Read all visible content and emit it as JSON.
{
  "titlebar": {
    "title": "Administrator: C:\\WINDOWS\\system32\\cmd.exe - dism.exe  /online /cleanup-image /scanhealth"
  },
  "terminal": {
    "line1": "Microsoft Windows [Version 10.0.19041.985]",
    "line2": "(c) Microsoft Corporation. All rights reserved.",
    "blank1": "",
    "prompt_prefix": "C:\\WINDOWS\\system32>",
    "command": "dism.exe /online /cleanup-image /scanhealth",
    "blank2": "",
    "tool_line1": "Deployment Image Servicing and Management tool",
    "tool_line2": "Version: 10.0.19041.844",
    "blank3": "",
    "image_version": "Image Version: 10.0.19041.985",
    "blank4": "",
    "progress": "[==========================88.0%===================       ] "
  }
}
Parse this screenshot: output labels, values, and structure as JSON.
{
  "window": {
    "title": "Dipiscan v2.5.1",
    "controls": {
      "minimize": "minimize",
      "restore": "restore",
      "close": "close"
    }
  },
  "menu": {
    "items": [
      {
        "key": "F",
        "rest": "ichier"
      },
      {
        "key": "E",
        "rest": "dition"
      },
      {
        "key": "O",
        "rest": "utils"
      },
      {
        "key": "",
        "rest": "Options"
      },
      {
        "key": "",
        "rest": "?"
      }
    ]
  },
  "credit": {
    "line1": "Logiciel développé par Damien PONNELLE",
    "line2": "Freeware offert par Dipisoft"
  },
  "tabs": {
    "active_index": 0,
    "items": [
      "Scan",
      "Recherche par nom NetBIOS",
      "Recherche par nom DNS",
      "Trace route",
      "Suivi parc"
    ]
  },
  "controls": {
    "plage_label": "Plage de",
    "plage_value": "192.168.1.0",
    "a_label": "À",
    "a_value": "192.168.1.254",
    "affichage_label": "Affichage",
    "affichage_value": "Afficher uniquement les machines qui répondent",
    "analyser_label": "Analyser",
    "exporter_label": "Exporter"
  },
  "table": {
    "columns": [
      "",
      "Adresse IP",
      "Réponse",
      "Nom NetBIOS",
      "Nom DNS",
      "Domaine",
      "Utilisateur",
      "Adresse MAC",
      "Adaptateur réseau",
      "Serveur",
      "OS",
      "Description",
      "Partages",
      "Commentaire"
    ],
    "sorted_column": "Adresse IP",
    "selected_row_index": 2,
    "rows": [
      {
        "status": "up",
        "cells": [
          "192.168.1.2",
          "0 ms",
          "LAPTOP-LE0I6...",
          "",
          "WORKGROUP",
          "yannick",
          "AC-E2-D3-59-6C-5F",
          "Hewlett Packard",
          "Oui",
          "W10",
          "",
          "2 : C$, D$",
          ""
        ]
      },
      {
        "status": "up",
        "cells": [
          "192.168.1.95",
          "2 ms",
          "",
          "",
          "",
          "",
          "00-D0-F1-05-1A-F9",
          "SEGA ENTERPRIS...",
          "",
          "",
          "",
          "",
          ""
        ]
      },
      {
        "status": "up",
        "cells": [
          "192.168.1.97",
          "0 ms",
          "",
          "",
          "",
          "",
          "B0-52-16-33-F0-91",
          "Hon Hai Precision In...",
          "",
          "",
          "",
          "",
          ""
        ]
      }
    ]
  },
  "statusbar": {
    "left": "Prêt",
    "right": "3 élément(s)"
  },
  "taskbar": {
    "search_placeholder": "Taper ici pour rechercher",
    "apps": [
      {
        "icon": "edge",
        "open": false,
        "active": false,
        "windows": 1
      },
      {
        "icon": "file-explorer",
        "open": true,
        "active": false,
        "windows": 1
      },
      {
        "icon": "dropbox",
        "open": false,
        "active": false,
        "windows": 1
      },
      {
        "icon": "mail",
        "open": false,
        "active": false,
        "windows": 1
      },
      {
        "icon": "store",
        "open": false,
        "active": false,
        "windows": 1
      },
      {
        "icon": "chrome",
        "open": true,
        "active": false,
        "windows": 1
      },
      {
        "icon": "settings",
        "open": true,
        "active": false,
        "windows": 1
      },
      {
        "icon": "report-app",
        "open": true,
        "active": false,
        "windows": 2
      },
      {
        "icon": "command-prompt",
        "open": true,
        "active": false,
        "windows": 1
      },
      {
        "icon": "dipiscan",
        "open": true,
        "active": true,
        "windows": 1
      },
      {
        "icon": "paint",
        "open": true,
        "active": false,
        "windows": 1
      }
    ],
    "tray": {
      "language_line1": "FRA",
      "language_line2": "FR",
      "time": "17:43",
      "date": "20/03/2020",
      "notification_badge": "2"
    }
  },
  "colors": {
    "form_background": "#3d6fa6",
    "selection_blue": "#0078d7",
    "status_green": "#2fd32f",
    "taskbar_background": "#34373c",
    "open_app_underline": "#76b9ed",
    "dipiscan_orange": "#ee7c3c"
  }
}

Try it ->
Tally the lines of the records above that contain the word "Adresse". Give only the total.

Completed task ->
3